This year too, many French winemakers are in celebratory mood. I’ve just come back from a trip to explore the Champagne region where I learnt that 2018 is an exceptional harvest. And, at a Grand Crus de Bordeaux event yesterday in London to taste the 2016 release, the winemakers were finding it hard to hold back their enthusiasm for 2018. Of course, France is a large country and not all parts of the winemaking regions have the same success this year. Generally, though, all I’ve heard is positive.
The Wine Pairing menu is four courses, but there’s bread to start too, with the option of salted or unsalted butter, neatly presented in a waxed paper. I was trying hard not to eat it…and failed.

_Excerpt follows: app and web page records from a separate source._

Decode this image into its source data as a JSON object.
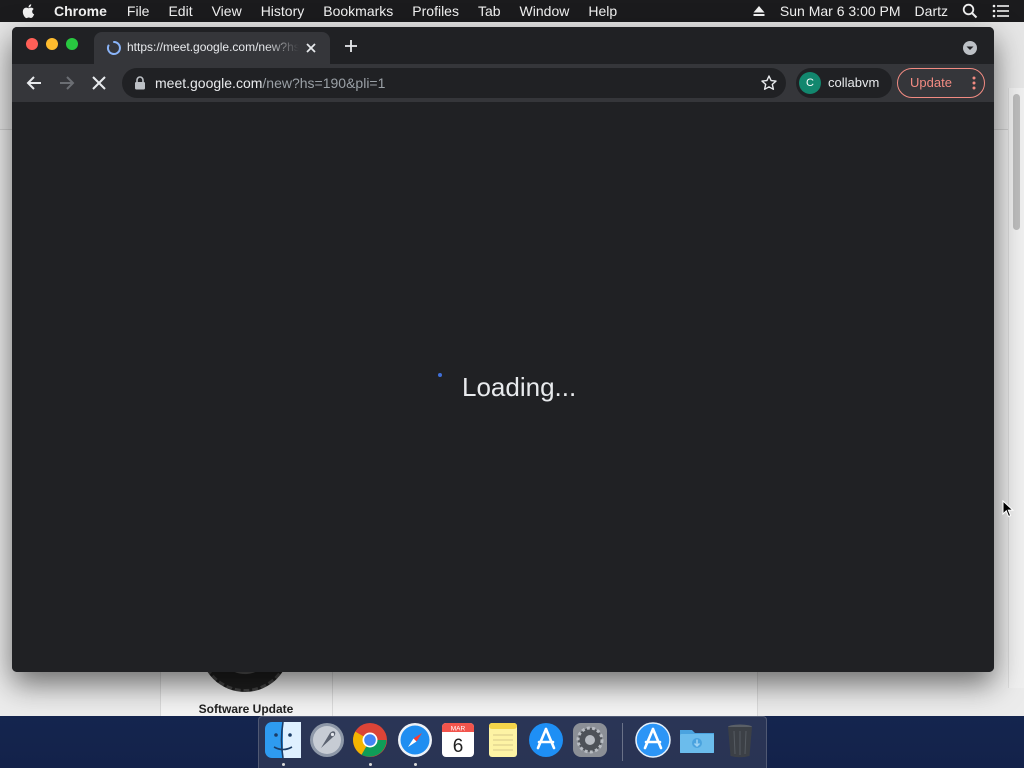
{
  "menubar": {
    "app_name": "Chrome",
    "items": [
      "File",
      "Edit",
      "View",
      "History",
      "Bookmarks",
      "Profiles",
      "Tab",
      "Window",
      "Help"
    ],
    "clock": "Sun Mar 6  3:00 PM",
    "user": "Dartz"
  },
  "browser": {
    "tab": {
      "title": "https://meet.google.com/new?hs=190&pli=1"
    },
    "omnibox": {
      "host": "meet.google.com",
      "path": "/new?hs=190&pli=1"
    },
    "profile": {
      "initial": "C",
      "name": "collabvm"
    },
    "update_label": "Update",
    "page": {
      "loading_text": "Loading..."
    }
  },
  "background_window": {
    "label": "Software Update"
  },
  "dock": {
    "calendar": {
      "month": "MAR",
      "day": "6"
    },
    "apps": [
      "finder-icon",
      "launchpad-icon",
      "chrome-icon",
      "safari-icon",
      "calendar-icon",
      "notes-icon",
      "app-store-icon",
      "system-preferences-icon",
      "app-store-icon",
      "downloads-folder-icon",
      "trash-icon"
    ]
  },
  "colors": {
    "chrome_frame": "#202124",
    "chrome_toolbar": "#35363a",
    "update_accent": "#f28b82",
    "profile_avatar": "#12876e",
    "spinner": "#3f6fd8"
  }
}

The first drink arrived looking like a frothy grape juice. I was actually surprised how well it paired with the Foie Gras Ballotine with verjus and pomegranate roasted grapes on brioche. Alain Milliat is a producer of fine fruit juices from the Rhône-Alpes, France. ‘Grape Juice’ might just be something of a misnomer as he offers each grape varietal as a separate pressing, much in the same way that fine wine is produced. So you can choose from Syrah, Chardonnay, Merlot and more – along with fruit and vegetable juices with ever more exotic-sounding names (Black Krim Tomato Juice anyone?)
The Foie Gras Ballotine was dainty and light on a puff of a cloud of brioche. I was particularly taken by the roasted grapes which I’m planning to try to recreate at home. Delicious.

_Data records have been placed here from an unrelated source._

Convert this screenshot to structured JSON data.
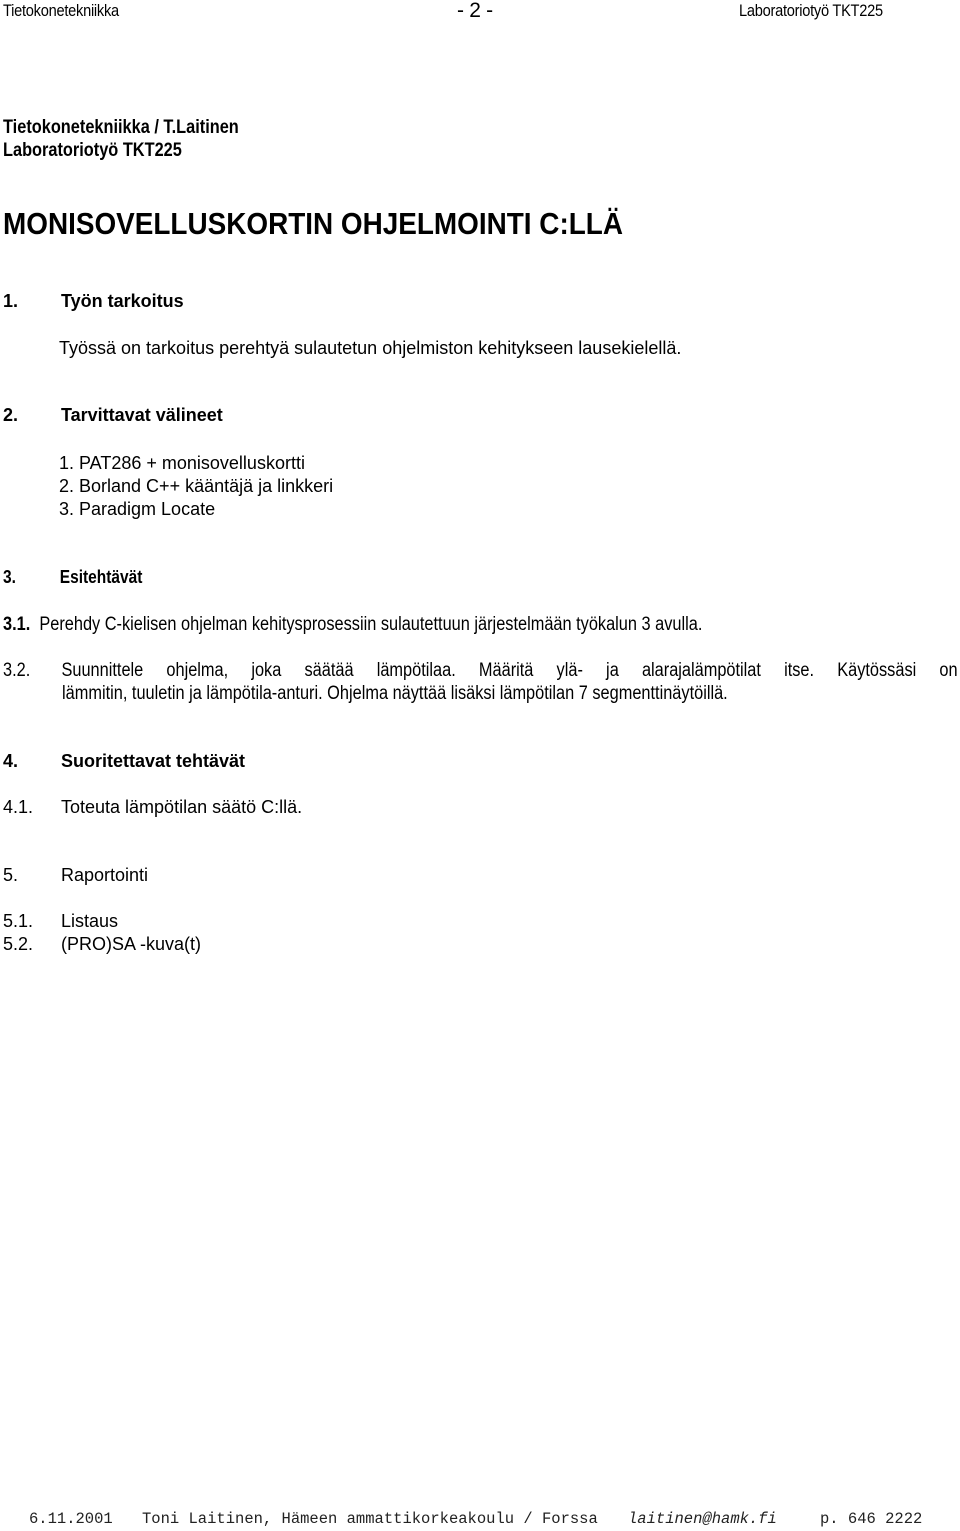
{
  "running_header": {
    "left": "Tietokonetekniikka",
    "center": "- 2 -",
    "right": "Laboratoriotyö TKT225"
  },
  "doc_header": {
    "line1": "Tietokonetekniikka / T.Laitinen",
    "line2": "Laboratoriotyö  TKT225"
  },
  "title": "MONISOVELLUSKORTIN OHJELMOINTI C:LLÄ",
  "sections": {
    "s1": {
      "number": "1.",
      "heading": "Työn tarkoitus",
      "text": "Työssä on tarkoitus perehtyä sulautetun ohjelmiston kehitykseen lausekielellä."
    },
    "s2": {
      "number": "2.",
      "heading": "Tarvittavat välineet",
      "items": [
        "1. PAT286 + monisovelluskortti",
        "2. Borland C++ kääntäjä ja linkkeri",
        "3. Paradigm Locate"
      ]
    },
    "s3": {
      "number": "3.",
      "heading": "Esitehtävät",
      "sub1_number": "3.1.",
      "sub1_text": "Perehdy C-kielisen ohjelman kehitysprosessiin sulautettuun järjestelmään työkalun 3 avulla.",
      "sub2_number": "3.2.",
      "sub2_line1": "Suunnittele ohjelma, joka säätää lämpötilaa. Määritä ylä- ja alarajalämpötilat itse. Käytössäsi on",
      "sub2_line2": "lämmitin, tuuletin ja lämpötila-anturi. Ohjelma näyttää lisäksi lämpötilan 7 segmenttinäytöillä."
    },
    "s4": {
      "number": "4.",
      "heading": "Suoritettavat tehtävät",
      "sub1_number": "4.1.",
      "sub1_text": "Toteuta lämpötilan säätö C:llä."
    },
    "s5": {
      "number": "5.",
      "heading": "Raportointi",
      "sub1_number": "5.1.",
      "sub1_text": "Listaus",
      "sub2_number": "5.2.",
      "sub2_text": "(PRO)SA -kuva(t)"
    }
  },
  "footer": {
    "date": "6.11.2001",
    "author": "Toni Laitinen, Hämeen ammattikorkeakoulu / Forssa",
    "email": "laitinen@hamk.fi",
    "phone": "p. 646 2222"
  }
}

Next a delicious glass of Les Vignes d’à Côté, Viognier 2016, Yves Cuilleron, a peach and apricot mouthful with enough acidity to cut through the duck ham and not be overwhelmed by the blood orange. I confess to being more taken by the salad of chicory, blood orange, caramelised spiced walnut and frisée than by the duck ham which I thought was a little dry.
The main course was stellar. A perfectly cooked sea bream fillet, with tender flesh and crispy skin was topped with a delicately grilled oyster served with a sauce of champagne beurre blanc. Served on a bed of salsify and samphire, this kind of simple yet refined dish always makes me happy.

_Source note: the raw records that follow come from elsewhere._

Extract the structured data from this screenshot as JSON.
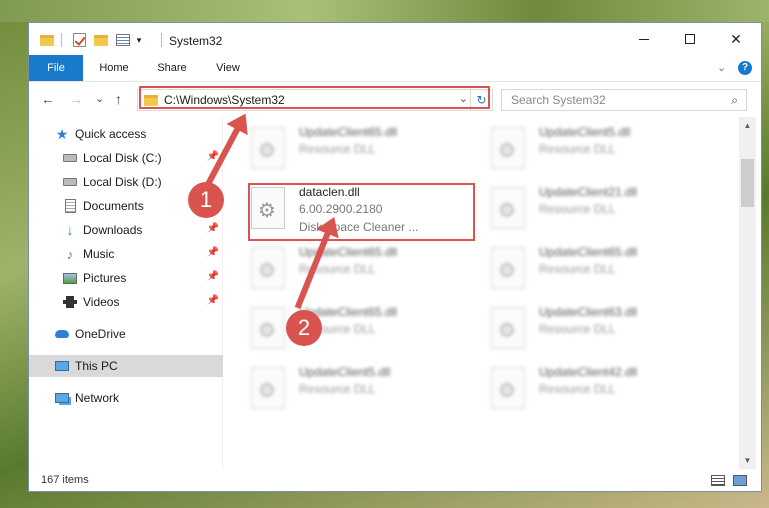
{
  "window": {
    "title": "System32",
    "close_glyph": "✕",
    "minimize_label": "",
    "dropdown_glyph": "▾"
  },
  "ribbon": {
    "tabs": [
      {
        "label": "File"
      },
      {
        "label": "Home"
      },
      {
        "label": "Share"
      },
      {
        "label": "View"
      }
    ],
    "expand_glyph": "⌄",
    "help_glyph": "?"
  },
  "nav": {
    "back_glyph": "←",
    "forward_glyph": "→",
    "recent_glyph": "⌄",
    "up_glyph": "↑",
    "address": "C:\\Windows\\System32",
    "address_dropdown_glyph": "⌄",
    "refresh_glyph": "↻",
    "search_placeholder": "Search System32",
    "search_glyph": "⌕"
  },
  "sidebar": {
    "items": [
      {
        "label": "Quick access",
        "icon": "star-icon"
      },
      {
        "label": "Local Disk (C:)",
        "icon": "drive-icon",
        "pinned": true
      },
      {
        "label": "Local Disk (D:)",
        "icon": "drive-icon"
      },
      {
        "label": "Documents",
        "icon": "documents-icon",
        "pinned": true
      },
      {
        "label": "Downloads",
        "icon": "download-icon",
        "pinned": true
      },
      {
        "label": "Music",
        "icon": "music-icon",
        "pinned": true
      },
      {
        "label": "Pictures",
        "icon": "pictures-icon",
        "pinned": true
      },
      {
        "label": "Videos",
        "icon": "videos-icon",
        "pinned": true
      },
      {
        "label": "OneDrive",
        "icon": "onedrive-icon"
      },
      {
        "label": "This PC",
        "icon": "this-pc-icon",
        "selected": true
      },
      {
        "label": "Network",
        "icon": "network-icon"
      }
    ],
    "pin_glyph": "📌"
  },
  "files": {
    "left_column": [
      {
        "name": "UpdateClient65.dll",
        "desc": "Resource DLL",
        "sub": "",
        "blurred": true
      },
      {
        "name": "dataclen.dll",
        "desc": "6.00.2900.2180",
        "sub": "Disk Space Cleaner ...",
        "blurred": false
      },
      {
        "name": "UpdateClient65.dll",
        "desc": "Resource DLL",
        "sub": "",
        "blurred": true
      },
      {
        "name": "UpdateClient65.dll",
        "desc": "Resource DLL",
        "sub": "",
        "blurred": true
      },
      {
        "name": "UpdateClient5.dll",
        "desc": "Resource DLL",
        "sub": "",
        "blurred": true
      }
    ],
    "right_column": [
      {
        "name": "UpdateClient5.dll",
        "desc": "Resource DLL",
        "sub": "",
        "blurred": true
      },
      {
        "name": "UpdateClient21.dll",
        "desc": "Resource DLL",
        "sub": "",
        "blurred": true
      },
      {
        "name": "UpdateClient65.dll",
        "desc": "Resource DLL",
        "sub": "",
        "blurred": true
      },
      {
        "name": "UpdateClient63.dll",
        "desc": "Resource DLL",
        "sub": "",
        "blurred": true
      },
      {
        "name": "UpdateClient42.dll",
        "desc": "Resource DLL",
        "sub": "",
        "blurred": true
      }
    ]
  },
  "scrollbar": {
    "up_glyph": "▲",
    "down_glyph": "▼"
  },
  "status": {
    "items_count": "167 items"
  },
  "annotations": {
    "step1": "1",
    "step2": "2"
  },
  "colors": {
    "accent": "#1979ca",
    "highlight": "#d9534f"
  }
}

What makes me even happier is when I’m served this kind of food with a glass of Champagne, in this case, Charles Legend Champagne Brut Royal, which rather charmingly pays tribute to the British love of Champagne and is named after Charles II of England. It’s a beautiful delicate champagne with a fine mousse and notes of apple and praline together with a well-balanced acidity.
From the South of the Champagne region, the grapes used for Charles Legend are allowed to mature longer resulting in a base wine which requires a lower dosage as the wine is naturally sweeter.
Finally, two show stoppers in the form of a Rémy Martin 1738 cognac baba with roasted pineapple and Madagascar vanilla ice cream and, for my companion who has an allergy to pineapple, crepes Suzette.
Both served with a mouthful of Rémy Martin 1738, a toasty smooth cognac with notes of butterscotch. I seem to remember drinking most of my companion’s serving too, despite swearing that I was going to avoid spirits.
As you may have guessed I loved the menu and the wine pairing concept. It’s a limited time offering and only available until the end of October so you’ll need to get your skates on if you are going to try for yourself. At £75 including all matched wines, it is something of a bargain in fine dining terms.
The wine pairings for the dinner I enjoyed at Sofitel London St James and for the events taking place in Sofitel hotels around the world to celebrate wine have been chosen by Dominique Milardi, Maître Sommelier De L’Union De La Sommellerie Française et Chef Sommelier
Sofitel London St James,
8 Pall Mall, London,
Opening times: Monday – Friday 6.30am – 11.00pm Saturday 7.00am – 11.00pm Sunday 7.00am -10.00pm
Reservations: +44 (0)207 968 2900, TheBalcon.London@Sofitel.com, SofitelStJames.com
Disclosure: I dined as a guest of Sofitel London St James